Required action >> Across the entries below, work out how many lines contain "window". Respond with the number and no other text.
══════════
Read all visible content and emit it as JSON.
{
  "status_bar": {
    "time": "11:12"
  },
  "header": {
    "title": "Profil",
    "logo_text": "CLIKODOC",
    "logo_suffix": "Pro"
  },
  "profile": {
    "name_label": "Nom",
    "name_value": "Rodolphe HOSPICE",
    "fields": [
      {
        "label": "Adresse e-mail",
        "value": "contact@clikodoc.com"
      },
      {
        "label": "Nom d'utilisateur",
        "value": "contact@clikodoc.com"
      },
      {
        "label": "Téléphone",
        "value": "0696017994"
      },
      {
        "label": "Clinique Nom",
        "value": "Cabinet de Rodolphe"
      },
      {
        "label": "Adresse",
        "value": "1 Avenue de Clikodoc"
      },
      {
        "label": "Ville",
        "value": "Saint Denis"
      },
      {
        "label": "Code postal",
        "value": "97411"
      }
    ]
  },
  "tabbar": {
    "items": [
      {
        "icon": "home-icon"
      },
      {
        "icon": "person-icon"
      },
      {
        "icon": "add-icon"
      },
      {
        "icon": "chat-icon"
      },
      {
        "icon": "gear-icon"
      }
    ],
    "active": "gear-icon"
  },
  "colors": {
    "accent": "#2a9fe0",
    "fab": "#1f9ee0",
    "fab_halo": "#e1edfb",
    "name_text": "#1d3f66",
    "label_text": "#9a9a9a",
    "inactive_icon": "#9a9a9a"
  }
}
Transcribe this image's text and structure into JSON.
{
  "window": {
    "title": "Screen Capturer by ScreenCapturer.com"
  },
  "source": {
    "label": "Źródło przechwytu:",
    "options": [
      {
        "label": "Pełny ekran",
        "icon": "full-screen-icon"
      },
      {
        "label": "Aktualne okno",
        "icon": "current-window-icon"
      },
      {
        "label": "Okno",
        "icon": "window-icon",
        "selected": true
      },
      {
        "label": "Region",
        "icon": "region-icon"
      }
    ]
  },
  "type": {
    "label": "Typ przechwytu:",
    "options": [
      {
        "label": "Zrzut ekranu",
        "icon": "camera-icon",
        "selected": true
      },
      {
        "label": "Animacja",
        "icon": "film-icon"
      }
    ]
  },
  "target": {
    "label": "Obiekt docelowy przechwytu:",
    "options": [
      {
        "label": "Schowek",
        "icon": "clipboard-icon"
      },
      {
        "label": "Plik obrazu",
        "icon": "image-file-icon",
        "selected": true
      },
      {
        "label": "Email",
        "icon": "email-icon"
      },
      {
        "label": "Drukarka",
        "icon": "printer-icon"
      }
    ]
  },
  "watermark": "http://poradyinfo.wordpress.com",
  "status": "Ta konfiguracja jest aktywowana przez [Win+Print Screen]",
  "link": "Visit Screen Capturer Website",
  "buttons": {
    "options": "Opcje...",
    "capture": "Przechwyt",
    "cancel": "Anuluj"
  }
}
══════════
Solution to the exercise >> 3